“Nearly every week, I feel like I’m writing a mini-history, a puzzle piece in understanding a place I’ve lived for years,” Hare told us. 

Since day one of The Oaklandside, readers have asked us to cover Oakland’s history. Just like our reporting on cultural history, natural history, and history of the built environment, we hope this work will help us all better understand how Oakland became the city we know today.

Residents can share obituaries for free

We share Oakland residents’ stories by showcasing their impact on local communities, even if it means breaking from traditional journalistic and obituary norms.

For example, we published a delightful (yes, really!) obit written by the late subject of the piece himself, Marty Glass. Marty wrote his own biography before he died, and his son submitted it to us as the most accurate representation of his father’s life. 

Unlike reporting breaking news, we don’t rush to get this information out, allowing grieving writers time to share their memories. 

The Oaklandside’s obituaries are published for free. Many news outlets charge families based on the length of the obituary, using them as a source of revenue.

The news industry has undergone significant change and destabilization in recent years, and outlets are scrambling to stay open. But putting a price on submitting an obituary can lead to residents “getting hit with a $1,500 or $3,000 bill to share their story in a local publication,” Hare said. 

These costs limit who’s able to document their losses, Hare said. “When you look at paid obits, you see that the ones that are longer tend to be about white men.” In diverse Oakland, we believe it would be inaccurate to preserve only the stories of residents whose families can afford it. 

“Death is monetized so strangely in this country,” added Berkeleyside Managing Editor Zac Farber, who oversees our sister publication’s community obituary program. “People are dealing with so many logistics around their loved ones passing.” He said he often hears from obit authors who say it’s a relief to encounter a process that treats them “compassionately and professionally.” 

“We don’t charge, but we let people know they can support our work with donations,” and they often choose to, Farber said.

Berkeleyside’s community obit section is one of the longstanding features that the site’s readers have grown to love and count on. Those obits—which often highlight key political and cultural figures from Berkeley’s storied past and beloved residents—were a central inspiration for our work at The Oaklandside. 

For Farber, obituaries are journalism, like everything Berkeleyside publishes. In small, close-knit Berkeley, many readers will have had a big or small connection with the subject of an obit.

“There’s going to be hundreds or thousands of people here who knew them,” Farber said. “Their life is as newsworthy as anything we do.”

How to honor your loved one in The Oaklandside

If you’ve lost a loved one recently, you may be wondering how you can share your memory of them in The Oaklandside. 

We occasionally collaborate with families and friends to share longer tributes. However, we also provide a platform for residents to share shorter memories and photos of more Oaklanders who have passed away. This feature allows our small newsroom to recognize more people and helps more residents celebrate their loved ones without writing an in-depth obituary. 

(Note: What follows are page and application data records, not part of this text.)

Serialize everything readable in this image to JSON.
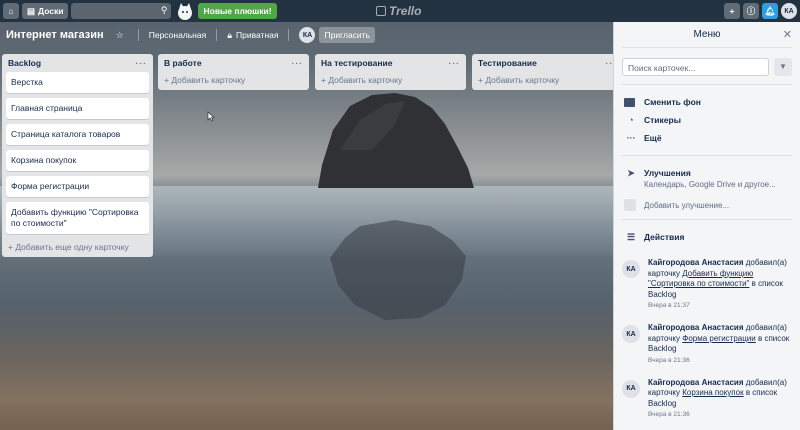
{
  "header": {
    "boards_label": "Доски",
    "promo_label": "Новые плюшки!",
    "logo_text": "Trello",
    "avatar_initials": "КА"
  },
  "board": {
    "title": "Интернет магазин",
    "team": "Персональная",
    "visibility": "Приватная",
    "member_initials": "КА",
    "invite_label": "Пригласить"
  },
  "lists": [
    {
      "title": "Backlog",
      "cards": [
        "Верстка",
        "Главная страница",
        "Страница каталога товаров",
        "Корзина покупок",
        "Форма регистрации",
        "Добавить функцию \"Сортировка по стоимости\""
      ],
      "add_label": "+ Добавить еще одну карточку"
    },
    {
      "title": "В работе",
      "add_label": "+ Добавить карточку"
    },
    {
      "title": "На тестирование",
      "add_label": "+ Добавить карточку"
    },
    {
      "title": "Тестирование",
      "add_label": "+ Добавить карточку"
    }
  ],
  "menu": {
    "title": "Меню",
    "search_placeholder": "Поиск карточек...",
    "change_bg": "Сменить фон",
    "stickers": "Стикеры",
    "more": "Ещё",
    "powerups_title": "Улучшения",
    "powerups_sub": "Календарь, Google Drive и другое...",
    "add_powerup": "Добавить улучшение...",
    "activity_title": "Действия",
    "activities": [
      {
        "initials": "КА",
        "user": "Кайгородова Анастасия",
        "pre": " добавил(а) карточку ",
        "card": "Добавить функцию \"Сортировка по стоимости\"",
        "post": " в список Backlog",
        "time": "Вчера в 21:37"
      },
      {
        "initials": "КА",
        "user": "Кайгородова Анастасия",
        "pre": " добавил(а) карточку ",
        "card": "Форма регистрации",
        "post": " в список Backlog",
        "time": "Вчера в 21:36"
      },
      {
        "initials": "КА",
        "user": "Кайгородова Анастасия",
        "pre": " добавил(а) карточку ",
        "card": "Корзина покупок",
        "post": " в список Backlog",
        "time": "Вчера в 21:36"
      }
    ]
  },
  "colors": {
    "promo": "#4fa846",
    "notification": "#2d9ee0"
  }
}
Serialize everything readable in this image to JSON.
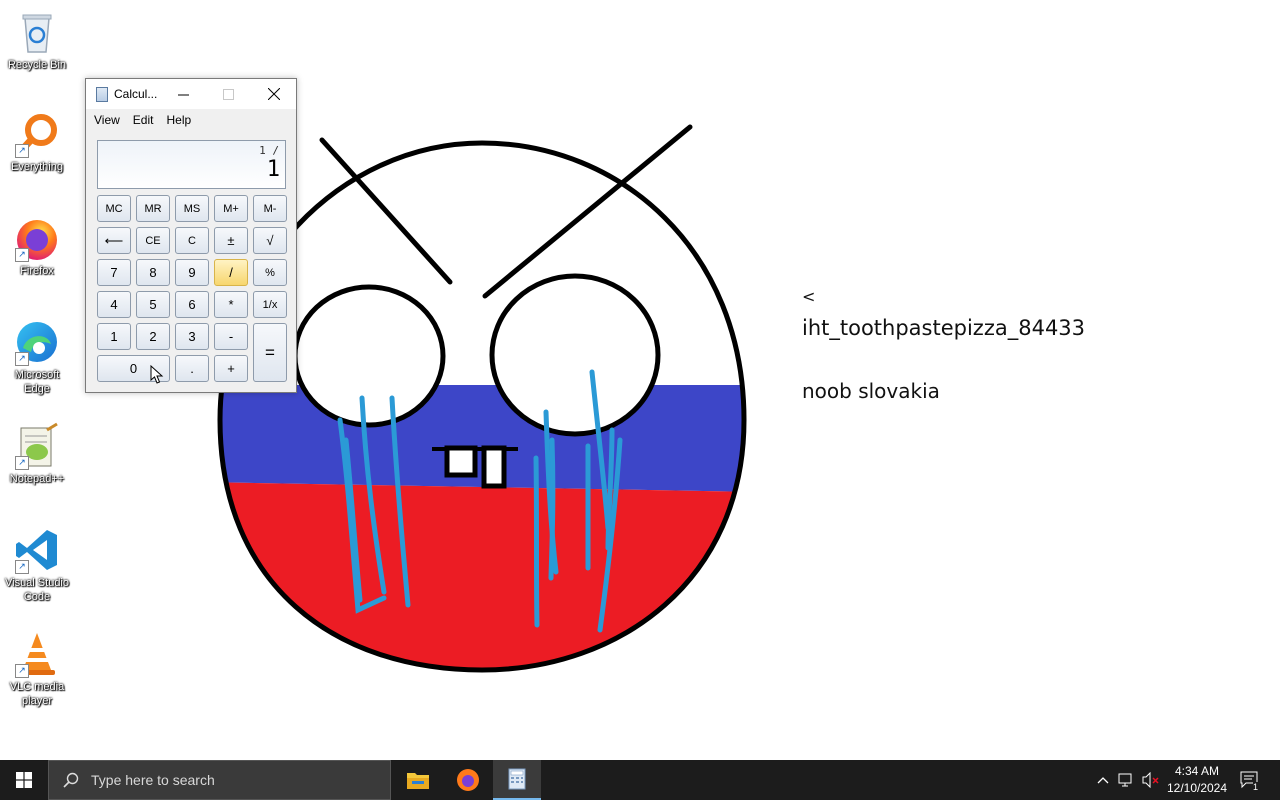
{
  "desktop": {
    "icons": [
      {
        "label": "Recycle Bin",
        "icon": "recycle-bin-icon"
      },
      {
        "label": "Everything",
        "icon": "everything-search-icon"
      },
      {
        "label": "Firefox",
        "icon": "firefox-icon"
      },
      {
        "label": "Microsoft Edge",
        "icon": "edge-icon"
      },
      {
        "label": "Notepad++",
        "icon": "notepadpp-icon"
      },
      {
        "label": "Visual Studio Code",
        "icon": "vscode-icon"
      },
      {
        "label": "VLC media player",
        "icon": "vlc-icon"
      }
    ]
  },
  "note": {
    "lines": [
      "<",
      "iht_toothpastepizza_84433",
      "noob slovakia"
    ]
  },
  "drawing": {
    "colors": {
      "white": "#ffffff",
      "blue": "#3d46c8",
      "red": "#ec1c24",
      "tears": "#2b9ad6",
      "outline": "#000000"
    }
  },
  "calculator": {
    "title": "Calcul...",
    "menu": [
      "View",
      "Edit",
      "Help"
    ],
    "display": {
      "history": "1 /",
      "value": "1"
    },
    "buttons": {
      "mc": "MC",
      "mr": "MR",
      "ms": "MS",
      "mplus": "M+",
      "mminus": "M-",
      "back": "⟵",
      "ce": "CE",
      "c": "C",
      "plusminus": "±",
      "sqrt": "√",
      "n7": "7",
      "n8": "8",
      "n9": "9",
      "div": "/",
      "pct": "%",
      "n4": "4",
      "n5": "5",
      "n6": "6",
      "mul": "*",
      "recip": "1/x",
      "n1": "1",
      "n2": "2",
      "n3": "3",
      "sub": "-",
      "eq": "=",
      "n0": "0",
      "dot": ".",
      "add": "+"
    }
  },
  "taskbar": {
    "search_placeholder": "Type here to search",
    "time": "4:34 AM",
    "date": "12/10/2024",
    "notification_count": "1"
  }
}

If you want to honor your loved one with a short tribute or are interested in writing a longer obituary, let us know through the form below.

Thank you for trusting us with their stories. We’re honored to help tell them.

Natalie Orenstein covers housing and homelessness for The Oaklandside. She was previously on staff at Berkeleyside, where her extensive reporting on the legacy of school desegregation received recognition from the Society of Professional Journalists NorCal and the Education Writers Association. Natalie’s reporting has also appeared in The J Weekly, The San Francisco Chronicle and elsewhere, and she’s written about public policy for a number of research institutes and think tanks. Natalie lives in Oakland, grew up in Berkeley, and has only left her beloved East Bay once, to attend Pomona College.